UNO researchers will work on the two projects in collaboration with an interdisciplinary group of scientists from 10 universities, including Tulane University.
The University’s portion of the grants is just over $290,000, according to Monica Farris, director of UNO-CHART.
A project titled “The New First Line of Defense: Building Community Resilience through Residential Risk Disclosure,” was awarded a $3.4 million grant.
Led by the University of Central Florida, researchers will work with communities throughout the Gulf region to improve the dissemination of information about potential hazards to residential housing that can change overtime.
The grant’s principal investigators say the first line of defense for residents and their resilience is housing protected from natural hazard impacts. Yet many residents remain unaware that the building codes and zoning regulations they expect to protect them become outdated as environmental stressors, local development patterns, materials science and construction practices change, according to the grant application.
Improved residential risk disclosure is a key component for building resilient communities. To make informed decisions about where to live and how to protect housing investments, residents require knowledge about potential natural hazard exposure and impacts along with available mitigation strategies, the application states.
The ultimate goal of the project is to identify practices most likely to result in residents taking actions to reduce risk and increase resilience.
The second project, titled “Climate, Culture, Movement: Navigating Decision-Making in a Shifting Landscape for a Resilient United Houma Nation,” was awarded $2.1 million.
Led by Tulane University, the goal of this project is to determine how the United Houma Nation can adapt to climate-related and other short- and long-term stressors while maintaining the integrity of its community and culture.
The United Houma Nation is a Louisiana state-recognized tribe primarily based in southeastern Louisiana that is striving to maintain its unique culture amidst dramatic climatic, environmental and socioeconomic change. According to the grant application, while tribal citizens have sustained livelihoods and communities in a shifting landscape for generations, today ongoing coastal land loss combined with the cumulative impacts of health, social, and economic disparities have created unprecedented challenges for the tribe.
The project team will collaborate with the United Houma Nation to examine existing and emerging stressors, identify resilience strategies and produce actionable information, tools and interventions that can be used by the tribe to navigate these challenges.
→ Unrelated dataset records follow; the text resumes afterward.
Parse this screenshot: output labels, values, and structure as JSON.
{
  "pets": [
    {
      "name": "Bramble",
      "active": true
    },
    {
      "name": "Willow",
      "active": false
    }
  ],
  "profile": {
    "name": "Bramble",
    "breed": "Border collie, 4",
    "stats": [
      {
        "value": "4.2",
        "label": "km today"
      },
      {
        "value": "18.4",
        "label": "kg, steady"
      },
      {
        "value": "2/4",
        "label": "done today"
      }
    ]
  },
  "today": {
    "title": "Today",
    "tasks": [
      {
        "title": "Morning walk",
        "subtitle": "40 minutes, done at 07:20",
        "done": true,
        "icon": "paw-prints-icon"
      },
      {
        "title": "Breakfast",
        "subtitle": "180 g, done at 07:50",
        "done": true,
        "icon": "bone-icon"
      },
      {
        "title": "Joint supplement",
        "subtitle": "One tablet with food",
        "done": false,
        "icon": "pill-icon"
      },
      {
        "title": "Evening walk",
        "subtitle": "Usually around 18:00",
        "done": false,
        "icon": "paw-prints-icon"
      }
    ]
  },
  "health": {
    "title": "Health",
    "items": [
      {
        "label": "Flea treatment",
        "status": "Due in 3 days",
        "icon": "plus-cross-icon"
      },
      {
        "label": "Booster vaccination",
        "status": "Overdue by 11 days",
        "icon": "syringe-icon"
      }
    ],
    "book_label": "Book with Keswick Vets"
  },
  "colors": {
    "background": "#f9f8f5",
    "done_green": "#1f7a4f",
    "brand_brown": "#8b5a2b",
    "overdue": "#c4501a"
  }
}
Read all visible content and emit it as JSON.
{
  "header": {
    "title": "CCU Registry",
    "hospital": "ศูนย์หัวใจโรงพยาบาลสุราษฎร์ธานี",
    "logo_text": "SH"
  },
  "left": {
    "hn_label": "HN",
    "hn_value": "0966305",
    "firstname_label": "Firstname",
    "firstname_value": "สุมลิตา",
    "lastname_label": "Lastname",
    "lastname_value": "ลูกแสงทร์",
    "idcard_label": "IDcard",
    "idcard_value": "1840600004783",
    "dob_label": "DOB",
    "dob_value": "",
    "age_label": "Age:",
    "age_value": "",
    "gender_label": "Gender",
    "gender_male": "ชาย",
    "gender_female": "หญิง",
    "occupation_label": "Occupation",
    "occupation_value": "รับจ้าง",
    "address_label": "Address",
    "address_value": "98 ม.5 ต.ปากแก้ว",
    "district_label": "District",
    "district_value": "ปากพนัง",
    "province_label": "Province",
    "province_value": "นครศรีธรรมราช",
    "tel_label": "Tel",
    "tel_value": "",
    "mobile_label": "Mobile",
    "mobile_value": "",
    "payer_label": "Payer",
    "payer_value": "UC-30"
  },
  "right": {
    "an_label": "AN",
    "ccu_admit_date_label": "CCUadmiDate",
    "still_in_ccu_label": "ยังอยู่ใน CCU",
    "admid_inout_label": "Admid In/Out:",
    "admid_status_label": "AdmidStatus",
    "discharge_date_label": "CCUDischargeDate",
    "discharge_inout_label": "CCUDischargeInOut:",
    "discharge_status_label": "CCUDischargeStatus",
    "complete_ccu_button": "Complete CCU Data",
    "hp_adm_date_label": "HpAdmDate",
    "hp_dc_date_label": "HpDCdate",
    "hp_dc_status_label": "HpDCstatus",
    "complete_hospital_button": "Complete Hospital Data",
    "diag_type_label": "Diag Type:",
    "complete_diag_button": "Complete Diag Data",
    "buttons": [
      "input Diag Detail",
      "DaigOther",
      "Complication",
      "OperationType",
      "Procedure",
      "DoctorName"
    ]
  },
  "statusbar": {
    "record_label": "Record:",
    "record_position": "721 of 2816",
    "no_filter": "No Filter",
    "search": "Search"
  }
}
Researchers say the project’s findings will be useful to other Gulf Coast communities facing similar issues.